|International Classification||C23F4/00, H01L21/48, H05K3/00, C23F4/04, H01L21/60, H01L21/268, B23K26/06|
|Cooperative Classification||H01L2924/01029, H01L2924/12042, H01L2924/01005, H01L2924/01013, H01L2924/01023, H01L2924/01024, H01L24/80, H01L21/268, H01L2924/01033, H01L2924/01006, H05K3/0017, H01L21/4803, H01L2924/01068, H01L2924/01075, H01L21/4846, B23K26/066|
|European Classification||B23K26/06C7, H01L24/80, H01L21/48B, H01L21/48C4, H01L21/268|
|Oct 29, 1986||AS||Assignment|
Owner name: INTERNATIONAL BUSINESS MACHINES CORPORATION, ARMON
Free format text: ASSIGNMENT OF ASSIGNORS INTEREST.;ASSIGNORS:BURNS, FRANCIS C.;CARDEN, GARY R.;REEL/FRAME:004623/0526

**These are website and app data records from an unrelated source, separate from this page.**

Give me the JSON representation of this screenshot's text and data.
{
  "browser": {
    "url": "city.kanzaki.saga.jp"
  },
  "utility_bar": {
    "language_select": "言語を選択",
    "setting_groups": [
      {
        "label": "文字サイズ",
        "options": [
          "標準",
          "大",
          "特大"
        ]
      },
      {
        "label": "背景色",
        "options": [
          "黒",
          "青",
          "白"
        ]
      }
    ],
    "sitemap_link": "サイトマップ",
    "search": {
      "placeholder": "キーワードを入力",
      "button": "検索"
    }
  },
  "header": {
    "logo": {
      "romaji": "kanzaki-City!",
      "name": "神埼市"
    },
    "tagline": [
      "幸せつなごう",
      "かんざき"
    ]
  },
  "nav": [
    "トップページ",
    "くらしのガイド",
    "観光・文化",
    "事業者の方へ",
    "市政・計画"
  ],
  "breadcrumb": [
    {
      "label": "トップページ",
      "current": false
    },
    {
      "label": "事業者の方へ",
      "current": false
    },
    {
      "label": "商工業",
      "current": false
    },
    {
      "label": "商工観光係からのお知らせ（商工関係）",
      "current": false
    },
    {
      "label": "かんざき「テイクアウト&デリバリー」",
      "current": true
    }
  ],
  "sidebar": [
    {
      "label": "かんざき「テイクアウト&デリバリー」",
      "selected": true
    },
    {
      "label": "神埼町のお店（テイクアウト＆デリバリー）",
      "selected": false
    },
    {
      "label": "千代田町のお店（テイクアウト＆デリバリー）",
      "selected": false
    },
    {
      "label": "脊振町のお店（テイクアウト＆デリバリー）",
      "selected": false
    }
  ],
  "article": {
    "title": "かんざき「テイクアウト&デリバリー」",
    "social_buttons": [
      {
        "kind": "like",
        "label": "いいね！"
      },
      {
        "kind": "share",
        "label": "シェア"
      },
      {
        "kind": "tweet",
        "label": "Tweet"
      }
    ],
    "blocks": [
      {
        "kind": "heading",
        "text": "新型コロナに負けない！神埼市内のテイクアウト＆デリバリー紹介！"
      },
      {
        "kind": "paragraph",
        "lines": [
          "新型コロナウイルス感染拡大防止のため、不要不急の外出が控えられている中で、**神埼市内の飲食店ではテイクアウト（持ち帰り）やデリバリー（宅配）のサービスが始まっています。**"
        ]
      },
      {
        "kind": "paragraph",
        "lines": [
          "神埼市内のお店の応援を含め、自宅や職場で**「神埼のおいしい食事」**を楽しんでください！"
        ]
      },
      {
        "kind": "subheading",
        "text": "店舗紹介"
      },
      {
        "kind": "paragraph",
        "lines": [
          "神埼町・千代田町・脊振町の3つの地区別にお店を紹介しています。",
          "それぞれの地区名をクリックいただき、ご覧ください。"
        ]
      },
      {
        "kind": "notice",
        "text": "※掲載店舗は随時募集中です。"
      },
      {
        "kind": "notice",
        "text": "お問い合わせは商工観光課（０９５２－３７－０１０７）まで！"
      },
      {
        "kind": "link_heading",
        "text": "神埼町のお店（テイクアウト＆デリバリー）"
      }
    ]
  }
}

Effective date: 19861028
|Oct 23, 1990||FPAY||Fee payment|
Year of fee payment: 4
|Jan 10, 1995||FPAY||Fee payment|
Year of fee payment: 8
|Dec 2, 1998||FPAY||Fee payment|
Year of fee payment: 12